[WORK INSTRUCTIONS] Copy each line of the listing below exactly and drop the images.

[EXTRACTED DATA]
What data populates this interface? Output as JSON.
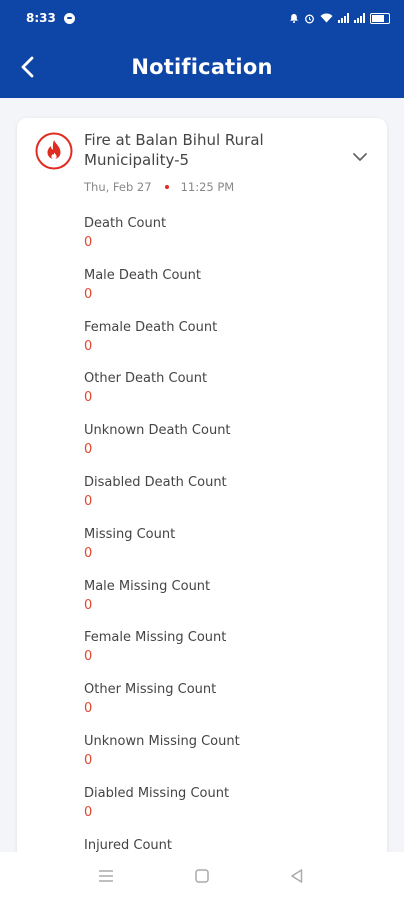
{
  "status_bar": {
    "time": "8:33"
  },
  "header": {
    "title": "Notification"
  },
  "notification": {
    "title": "Fire at Balan Bihul Rural Municipality-5",
    "date": "Thu, Feb 27",
    "time": "11:25 PM",
    "fields": [
      {
        "label": "Death Count",
        "value": "0"
      },
      {
        "label": "Male Death Count",
        "value": "0"
      },
      {
        "label": "Female Death Count",
        "value": "0"
      },
      {
        "label": "Other Death Count",
        "value": "0"
      },
      {
        "label": "Unknown Death Count",
        "value": "0"
      },
      {
        "label": "Disabled Death Count",
        "value": "0"
      },
      {
        "label": "Missing Count",
        "value": "0"
      },
      {
        "label": "Male Missing Count",
        "value": "0"
      },
      {
        "label": "Female Missing Count",
        "value": "0"
      },
      {
        "label": "Other Missing Count",
        "value": "0"
      },
      {
        "label": "Unknown Missing Count",
        "value": "0"
      },
      {
        "label": "Diabled Missing Count",
        "value": "0"
      },
      {
        "label": "Injured Count",
        "value": ""
      }
    ]
  },
  "icons": {
    "back": "back-arrow-icon",
    "fire": "fire-icon",
    "expand": "chevron-down-icon",
    "nav": [
      "menu-icon",
      "home-square-icon",
      "back-triangle-icon"
    ]
  },
  "colors": {
    "primary": "#0d46a6",
    "accent_red": "#e02b20",
    "value_red": "#e0472f"
  }
}
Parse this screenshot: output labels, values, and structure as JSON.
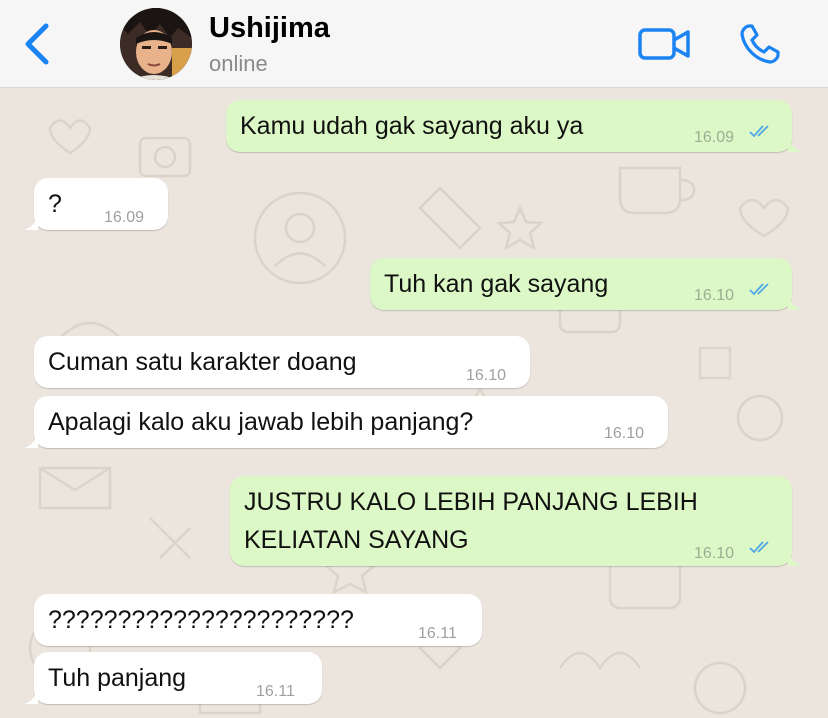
{
  "header": {
    "contact_name": "Ushijima",
    "status": "online",
    "accent_color": "#1a84f4"
  },
  "messages": [
    {
      "direction": "out",
      "lines": [
        "Kamu udah gak sayang aku ya"
      ],
      "time": "16.09",
      "read": true
    },
    {
      "direction": "in",
      "lines": [
        "?"
      ],
      "time": "16.09"
    },
    {
      "direction": "out",
      "lines": [
        "Tuh kan gak sayang"
      ],
      "time": "16.10",
      "read": true
    },
    {
      "direction": "in",
      "lines": [
        "Cuman satu karakter doang"
      ],
      "time": "16.10"
    },
    {
      "direction": "in",
      "lines": [
        "Apalagi kalo aku jawab lebih panjang?"
      ],
      "time": "16.10"
    },
    {
      "direction": "out",
      "lines": [
        "JUSTRU KALO LEBIH PANJANG LEBIH",
        "KELIATAN SAYANG"
      ],
      "time": "16.10",
      "read": true
    },
    {
      "direction": "in",
      "lines": [
        "??????????????????????"
      ],
      "time": "16.11"
    },
    {
      "direction": "in",
      "lines": [
        "Tuh panjang"
      ],
      "time": "16.11"
    }
  ],
  "colors": {
    "outgoing_bubble": "#dcf8c6",
    "incoming_bubble": "#ffffff",
    "chat_background": "#ece5dd",
    "read_ticks": "#4fa8e8"
  }
}
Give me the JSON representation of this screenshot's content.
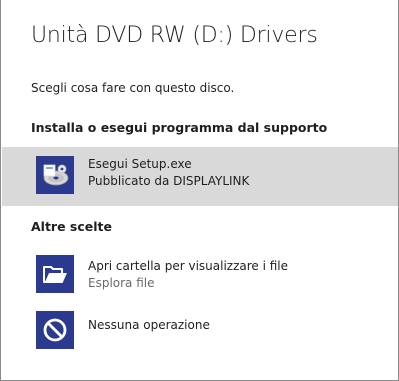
{
  "dialog": {
    "title": "Unità DVD RW (D:) Drivers",
    "prompt": "Scegli cosa fare con questo disco."
  },
  "sections": [
    {
      "header": "Installa o esegui programma dal supporto"
    },
    {
      "header": "Altre scelte"
    }
  ],
  "options": [
    {
      "label": "Esegui Setup.exe",
      "detail": "Pubblicato da DISPLAYLINK",
      "icon": "setup-disc-icon",
      "selected": true
    },
    {
      "label": "Apri cartella per visualizzare i file",
      "detail": "Esplora file",
      "icon": "folder-open-icon",
      "selected": false
    },
    {
      "label": "Nessuna operazione",
      "icon": "no-action-icon",
      "selected": false
    }
  ],
  "colors": {
    "icon_tile": "#2b3a8f",
    "selected_bg": "#d9d9d9",
    "secondary_text": "#6b6b6b"
  }
}
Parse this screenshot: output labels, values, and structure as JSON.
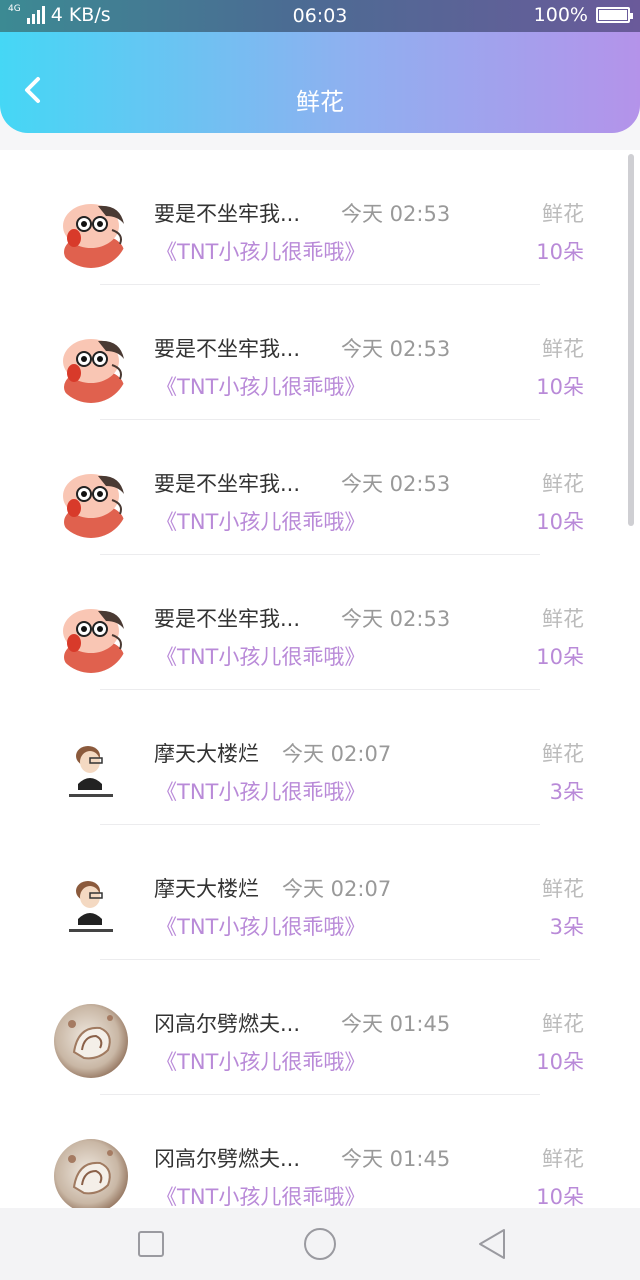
{
  "status_bar": {
    "network": "4G",
    "speed": "4 KB/s",
    "time": "06:03",
    "battery": "100%",
    "battery_level": 1.0
  },
  "header": {
    "title": "鲜花",
    "back_icon": "chevron-left-icon"
  },
  "records": [
    {
      "name": "要是不坐牢我...",
      "time": "今天 02:53",
      "gift": "鲜花",
      "room": "《TNT小孩儿很乖哦》",
      "count": "10朵",
      "avatar": "cartoon-boy"
    },
    {
      "name": "要是不坐牢我...",
      "time": "今天 02:53",
      "gift": "鲜花",
      "room": "《TNT小孩儿很乖哦》",
      "count": "10朵",
      "avatar": "cartoon-boy"
    },
    {
      "name": "要是不坐牢我...",
      "time": "今天 02:53",
      "gift": "鲜花",
      "room": "《TNT小孩儿很乖哦》",
      "count": "10朵",
      "avatar": "cartoon-boy"
    },
    {
      "name": "要是不坐牢我...",
      "time": "今天 02:53",
      "gift": "鲜花",
      "room": "《TNT小孩儿很乖哦》",
      "count": "10朵",
      "avatar": "cartoon-boy"
    },
    {
      "name": "摩天大楼烂",
      "time": "今天 02:07",
      "gift": "鲜花",
      "room": "《TNT小孩儿很乖哦》",
      "count": "3朵",
      "avatar": "sketch-girl"
    },
    {
      "name": "摩天大楼烂",
      "time": "今天 02:07",
      "gift": "鲜花",
      "room": "《TNT小孩儿很乖哦》",
      "count": "3朵",
      "avatar": "sketch-girl"
    },
    {
      "name": "冈高尔劈燃夫...",
      "time": "今天 01:45",
      "gift": "鲜花",
      "room": "《TNT小孩儿很乖哦》",
      "count": "10朵",
      "avatar": "shell-photo"
    },
    {
      "name": "冈高尔劈燃夫...",
      "time": "今天 01:45",
      "gift": "鲜花",
      "room": "《TNT小孩儿很乖哦》",
      "count": "10朵",
      "avatar": "shell-photo"
    }
  ],
  "nav_bar": {
    "recents_icon": "square-icon",
    "home_icon": "circle-icon",
    "back_icon": "triangle-back-icon"
  }
}
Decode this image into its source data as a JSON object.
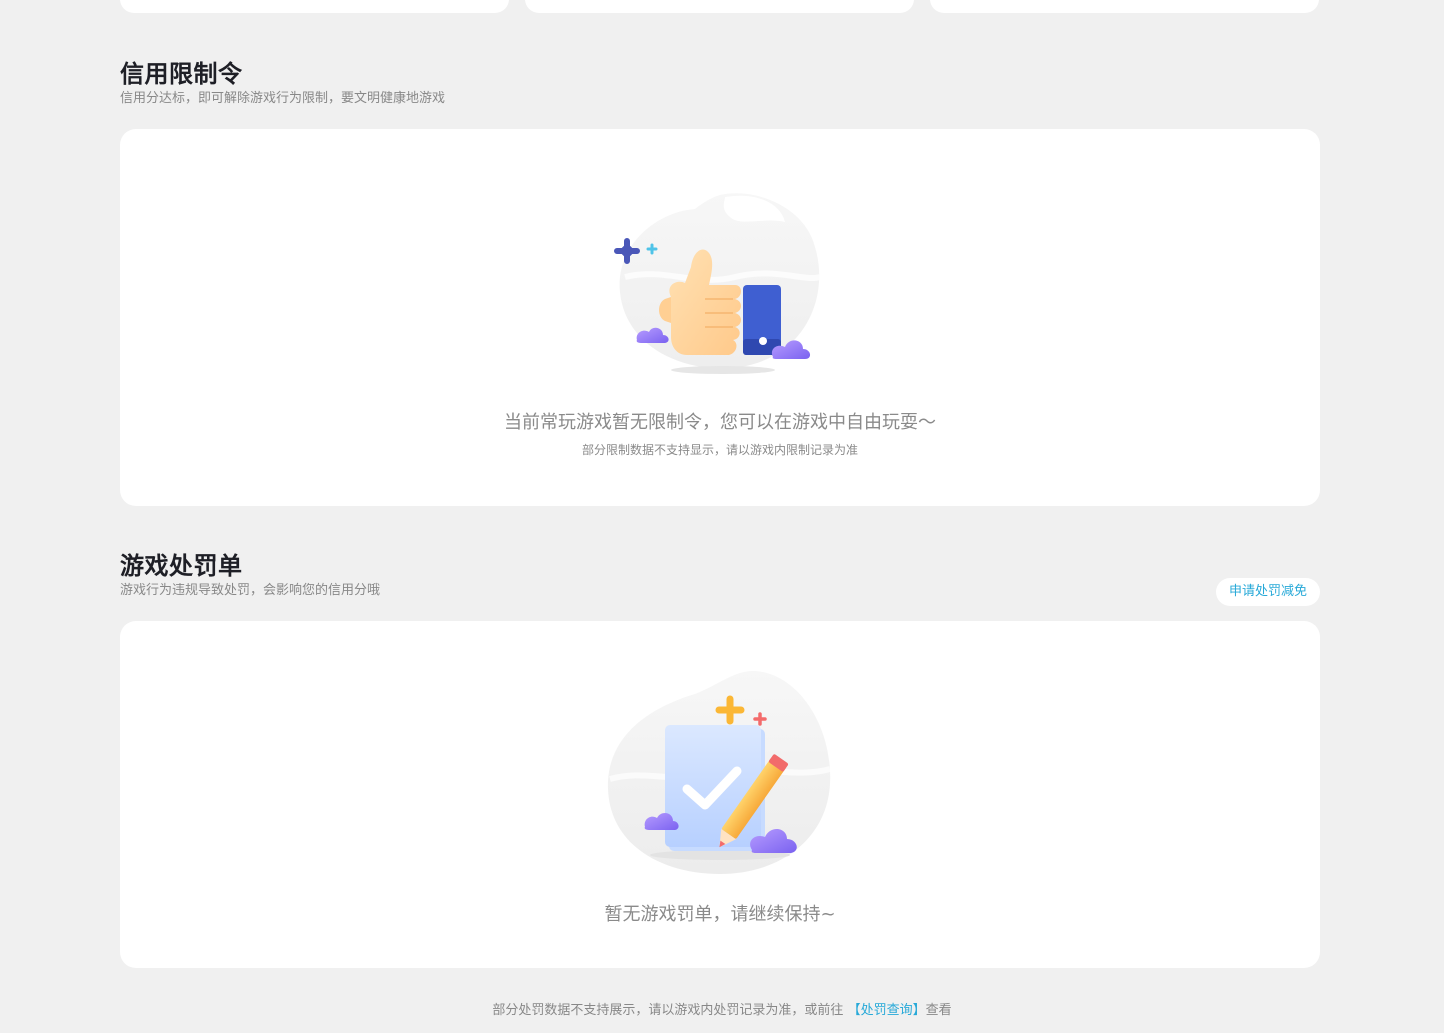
{
  "credit_restriction": {
    "title": "信用限制令",
    "subtitle": "信用分达标，即可解除游戏行为限制，要文明健康地游戏",
    "empty_text": "当前常玩游戏暂无限制令，您可以在游戏中自由玩耍～",
    "empty_note": "部分限制数据不支持显示，请以游戏内限制记录为准",
    "icon": "thumbs-up-illustration"
  },
  "penalty": {
    "title": "游戏处罚单",
    "subtitle": "游戏行为违规导致处罚，会影响您的信用分哦",
    "appeal_button": "申请处罚减免",
    "empty_text": "暂无游戏罚单，请继续保持~",
    "icon": "checklist-pencil-illustration"
  },
  "footer": {
    "prefix": "部分处罚数据不支持展示，请以游戏内处罚记录为准，或前往",
    "link": "【处罚查询】",
    "suffix": "查看"
  },
  "colors": {
    "accent": "#27a9d8",
    "background": "#f0f0f0",
    "card": "#ffffff"
  }
}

[RESPONSE BELOW]
What data populates this interface? Output as JSON.
{
  "status_bar": {
    "time": "8:33"
  },
  "header": {
    "title": "Notification"
  },
  "notification": {
    "title": "Fire at Balan Bihul Rural Municipality-5",
    "date": "Thu, Feb 27",
    "time": "11:25 PM",
    "fields": [
      {
        "label": "Death Count",
        "value": "0"
      },
      {
        "label": "Male Death Count",
        "value": "0"
      },
      {
        "label": "Female Death Count",
        "value": "0"
      },
      {
        "label": "Other Death Count",
        "value": "0"
      },
      {
        "label": "Unknown Death Count",
        "value": "0"
      },
      {
        "label": "Disabled Death Count",
        "value": "0"
      },
      {
        "label": "Missing Count",
        "value": "0"
      },
      {
        "label": "Male Missing Count",
        "value": "0"
      },
      {
        "label": "Female Missing Count",
        "value": "0"
      },
      {
        "label": "Other Missing Count",
        "value": "0"
      },
      {
        "label": "Unknown Missing Count",
        "value": "0"
      },
      {
        "label": "Diabled Missing Count",
        "value": "0"
      },
      {
        "label": "Injured Count",
        "value": ""
      }
    ]
  },
  "icons": {
    "back": "back-arrow-icon",
    "fire": "fire-icon",
    "expand": "chevron-down-icon",
    "nav": [
      "menu-icon",
      "home-square-icon",
      "back-triangle-icon"
    ]
  },
  "colors": {
    "primary": "#0d46a6",
    "accent_red": "#e02b20",
    "value_red": "#e0472f"
  }
}
Parse this screenshot: output labels, values, and structure as JSON.
{
  "header": {
    "contact_name": "Ushijima",
    "status": "online",
    "accent_color": "#1a84f4"
  },
  "messages": [
    {
      "direction": "out",
      "lines": [
        "Kamu udah gak sayang aku ya"
      ],
      "time": "16.09",
      "read": true
    },
    {
      "direction": "in",
      "lines": [
        "?"
      ],
      "time": "16.09"
    },
    {
      "direction": "out",
      "lines": [
        "Tuh kan gak sayang"
      ],
      "time": "16.10",
      "read": true
    },
    {
      "direction": "in",
      "lines": [
        "Cuman satu karakter doang"
      ],
      "time": "16.10"
    },
    {
      "direction": "in",
      "lines": [
        "Apalagi kalo aku jawab lebih panjang?"
      ],
      "time": "16.10"
    },
    {
      "direction": "out",
      "lines": [
        "JUSTRU KALO LEBIH PANJANG LEBIH",
        "KELIATAN SAYANG"
      ],
      "time": "16.10",
      "read": true
    },
    {
      "direction": "in",
      "lines": [
        "??????????????????????"
      ],
      "time": "16.11"
    },
    {
      "direction": "in",
      "lines": [
        "Tuh panjang"
      ],
      "time": "16.11"
    }
  ],
  "colors": {
    "outgoing_bubble": "#dcf8c6",
    "incoming_bubble": "#ffffff",
    "chat_background": "#ece5dd",
    "read_ticks": "#4fa8e8"
  }
}
Give me the JSON representation of this screenshot's content.
{
  "dialog": {
    "title": "Unità DVD RW (D:) Drivers",
    "prompt": "Scegli cosa fare con questo disco."
  },
  "sections": [
    {
      "header": "Installa o esegui programma dal supporto"
    },
    {
      "header": "Altre scelte"
    }
  ],
  "options": [
    {
      "label": "Esegui Setup.exe",
      "detail": "Pubblicato da DISPLAYLINK",
      "icon": "setup-disc-icon",
      "selected": true
    },
    {
      "label": "Apri cartella per visualizzare i file",
      "detail": "Esplora file",
      "icon": "folder-open-icon",
      "selected": false
    },
    {
      "label": "Nessuna operazione",
      "icon": "no-action-icon",
      "selected": false
    }
  ],
  "colors": {
    "icon_tile": "#2b3a8f",
    "selected_bg": "#d9d9d9",
    "secondary_text": "#6b6b6b"
  }
}
Parse this screenshot: output labels, values, and structure as JSON.
{
  "status_bar": {
    "network": "4G",
    "speed": "4 KB/s",
    "time": "06:03",
    "battery": "100%",
    "battery_level": 1.0
  },
  "header": {
    "title": "鲜花",
    "back_icon": "chevron-left-icon"
  },
  "records": [
    {
      "name": "要是不坐牢我...",
      "time": "今天 02:53",
      "gift": "鲜花",
      "room": "《TNT小孩儿很乖哦》",
      "count": "10朵",
      "avatar": "cartoon-boy"
    },
    {
      "name": "要是不坐牢我...",
      "time": "今天 02:53",
      "gift": "鲜花",
      "room": "《TNT小孩儿很乖哦》",
      "count": "10朵",
      "avatar": "cartoon-boy"
    },
    {
      "name": "要是不坐牢我...",
      "time": "今天 02:53",
      "gift": "鲜花",
      "room": "《TNT小孩儿很乖哦》",
      "count": "10朵",
      "avatar": "cartoon-boy"
    },
    {
      "name": "要是不坐牢我...",
      "time": "今天 02:53",
      "gift": "鲜花",
      "room": "《TNT小孩儿很乖哦》",
      "count": "10朵",
      "avatar": "cartoon-boy"
    },
    {
      "name": "摩天大楼烂",
      "time": "今天 02:07",
      "gift": "鲜花",
      "room": "《TNT小孩儿很乖哦》",
      "count": "3朵",
      "avatar": "sketch-girl"
    },
    {
      "name": "摩天大楼烂",
      "time": "今天 02:07",
      "gift": "鲜花",
      "room": "《TNT小孩儿很乖哦》",
      "count": "3朵",
      "avatar": "sketch-girl"
    },
    {
      "name": "冈高尔劈燃夫...",
      "time": "今天 01:45",
      "gift": "鲜花",
      "room": "《TNT小孩儿很乖哦》",
      "count": "10朵",
      "avatar": "shell-photo"
    },
    {
      "name": "冈高尔劈燃夫...",
      "time": "今天 01:45",
      "gift": "鲜花",
      "room": "《TNT小孩儿很乖哦》",
      "count": "10朵",
      "avatar": "shell-photo"
    }
  ],
  "nav_bar": {
    "recents_icon": "square-icon",
    "home_icon": "circle-icon",
    "back_icon": "triangle-back-icon"
  }
}
Decode this image into its source data as a JSON object.
{
  "credit_restriction": {
    "title": "信用限制令",
    "subtitle": "信用分达标，即可解除游戏行为限制，要文明健康地游戏",
    "empty_text": "当前常玩游戏暂无限制令，您可以在游戏中自由玩耍～",
    "empty_note": "部分限制数据不支持显示，请以游戏内限制记录为准",
    "icon": "thumbs-up-illustration"
  },
  "penalty": {
    "title": "游戏处罚单",
    "subtitle": "游戏行为违规导致处罚，会影响您的信用分哦",
    "appeal_button": "申请处罚减免",
    "empty_text": "暂无游戏罚单，请继续保持~",
    "icon": "checklist-pencil-illustration"
  },
  "footer": {
    "prefix": "部分处罚数据不支持展示，请以游戏内处罚记录为准，或前往",
    "link": "【处罚查询】",
    "suffix": "查看"
  },
  "colors": {
    "accent": "#27a9d8",
    "background": "#f0f0f0",
    "card": "#ffffff"
  }
}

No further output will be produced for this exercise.